Invasive Species Compendium

Detailed coverage of invasive species threatening livelihoods and the environment worldwide

Abstract

Survival at low temperature of larvae of the pine processionary moth Thaumetopoea pityocampa from an area of range expansion.

Abstract
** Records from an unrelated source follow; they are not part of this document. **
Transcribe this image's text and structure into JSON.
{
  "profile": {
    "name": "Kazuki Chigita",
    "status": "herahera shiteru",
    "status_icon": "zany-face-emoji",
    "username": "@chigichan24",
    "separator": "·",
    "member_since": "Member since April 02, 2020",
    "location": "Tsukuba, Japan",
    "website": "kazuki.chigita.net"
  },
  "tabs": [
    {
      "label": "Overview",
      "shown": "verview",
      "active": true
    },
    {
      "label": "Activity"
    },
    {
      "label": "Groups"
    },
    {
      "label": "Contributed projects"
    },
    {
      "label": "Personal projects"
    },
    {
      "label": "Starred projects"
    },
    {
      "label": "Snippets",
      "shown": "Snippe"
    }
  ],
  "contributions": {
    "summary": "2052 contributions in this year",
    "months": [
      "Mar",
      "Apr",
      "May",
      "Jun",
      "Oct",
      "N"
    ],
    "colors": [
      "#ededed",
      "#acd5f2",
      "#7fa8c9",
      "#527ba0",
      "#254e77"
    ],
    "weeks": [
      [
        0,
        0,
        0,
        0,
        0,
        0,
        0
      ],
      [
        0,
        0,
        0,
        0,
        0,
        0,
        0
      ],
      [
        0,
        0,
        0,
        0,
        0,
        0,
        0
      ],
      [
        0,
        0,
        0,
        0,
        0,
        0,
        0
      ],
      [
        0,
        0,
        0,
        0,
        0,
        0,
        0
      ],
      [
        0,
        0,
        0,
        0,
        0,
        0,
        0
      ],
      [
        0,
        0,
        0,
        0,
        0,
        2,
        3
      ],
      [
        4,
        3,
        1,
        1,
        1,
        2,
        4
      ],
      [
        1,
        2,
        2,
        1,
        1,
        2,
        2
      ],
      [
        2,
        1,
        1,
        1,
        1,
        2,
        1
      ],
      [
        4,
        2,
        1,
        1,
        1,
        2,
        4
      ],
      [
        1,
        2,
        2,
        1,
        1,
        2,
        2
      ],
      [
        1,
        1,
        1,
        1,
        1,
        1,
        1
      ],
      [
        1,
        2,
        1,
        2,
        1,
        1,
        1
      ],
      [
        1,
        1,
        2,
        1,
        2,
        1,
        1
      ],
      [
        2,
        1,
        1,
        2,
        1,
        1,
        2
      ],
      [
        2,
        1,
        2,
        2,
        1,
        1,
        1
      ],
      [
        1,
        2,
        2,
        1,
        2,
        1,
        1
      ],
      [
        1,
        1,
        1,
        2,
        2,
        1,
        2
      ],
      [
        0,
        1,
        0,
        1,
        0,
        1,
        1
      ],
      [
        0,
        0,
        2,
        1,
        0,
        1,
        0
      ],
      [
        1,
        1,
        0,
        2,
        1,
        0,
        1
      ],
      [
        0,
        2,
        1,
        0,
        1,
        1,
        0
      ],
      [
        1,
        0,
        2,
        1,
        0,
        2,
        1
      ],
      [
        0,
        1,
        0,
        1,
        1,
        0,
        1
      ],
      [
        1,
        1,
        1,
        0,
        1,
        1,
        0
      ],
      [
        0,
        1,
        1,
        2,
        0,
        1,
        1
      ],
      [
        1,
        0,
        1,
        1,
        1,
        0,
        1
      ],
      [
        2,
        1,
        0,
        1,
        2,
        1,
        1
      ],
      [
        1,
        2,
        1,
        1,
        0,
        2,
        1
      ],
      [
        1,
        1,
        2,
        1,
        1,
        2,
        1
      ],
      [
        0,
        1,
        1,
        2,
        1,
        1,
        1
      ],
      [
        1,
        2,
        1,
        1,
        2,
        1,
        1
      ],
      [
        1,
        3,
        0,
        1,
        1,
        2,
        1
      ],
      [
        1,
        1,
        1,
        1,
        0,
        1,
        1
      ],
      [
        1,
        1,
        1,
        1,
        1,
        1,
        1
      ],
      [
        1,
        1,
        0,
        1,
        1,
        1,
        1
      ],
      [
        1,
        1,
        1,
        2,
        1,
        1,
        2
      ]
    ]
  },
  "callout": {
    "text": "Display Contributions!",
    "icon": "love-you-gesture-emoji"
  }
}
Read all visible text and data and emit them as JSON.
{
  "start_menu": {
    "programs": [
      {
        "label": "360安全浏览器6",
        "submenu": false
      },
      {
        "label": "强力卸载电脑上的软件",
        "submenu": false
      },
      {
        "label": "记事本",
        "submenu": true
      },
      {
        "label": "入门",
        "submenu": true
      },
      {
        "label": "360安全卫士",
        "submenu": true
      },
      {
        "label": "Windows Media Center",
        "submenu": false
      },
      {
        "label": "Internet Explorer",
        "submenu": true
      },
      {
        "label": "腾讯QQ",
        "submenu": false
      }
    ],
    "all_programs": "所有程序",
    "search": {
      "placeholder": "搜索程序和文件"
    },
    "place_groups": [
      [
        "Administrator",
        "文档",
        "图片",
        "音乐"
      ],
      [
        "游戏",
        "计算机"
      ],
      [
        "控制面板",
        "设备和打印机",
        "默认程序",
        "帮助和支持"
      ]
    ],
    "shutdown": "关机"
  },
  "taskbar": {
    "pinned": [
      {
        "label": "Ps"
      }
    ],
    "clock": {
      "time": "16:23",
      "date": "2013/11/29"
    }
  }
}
Larvae of Thaumetopoea pityocampa (Lepidoptera: Notodontidae) develop throughout the winter, although their feeding activity and survival can be impaired by adverse climatic factors. The present study investigated the survival at low temperature of larvae originating from a population with range expansion in an alpine valley in Northern Italy. The supercooling point of individually analysed larvae averaged at -7°C. This value insufficiently described the cold hardiness of the larvae; 39% of the tested larvae were alive when returned to room temperature immediately after freezing. When larval colonies inside their nest were exposed to -17°C for 1 h after gradual temperature decrease, survival was 70.4%. Rearing of larvae in the laboratory at different day/night temperatures indicated an effect of cumulative chill injury on larvae. A logistic regression explained the relationship between negative thermal sum (h°C below 0°C) received in the laboratory experiment and larval survival. A similar relationship was demonstrated between negative thermal sum and survival of larval colonies in the field. In the laboratory experiment, some tested larvae were able to survive for up to 8 weeks without feeding depending on rearing temperature. As expected, feeding occurred only when larvae were reared at temperatures of 9°C day/0°C night. We classify the larvae of T. pityocampa as being moderate freezing tolerant. The winter behaviour allows this species to track climate warming by a rapid expansion into those areas that become compatible with the insect's development.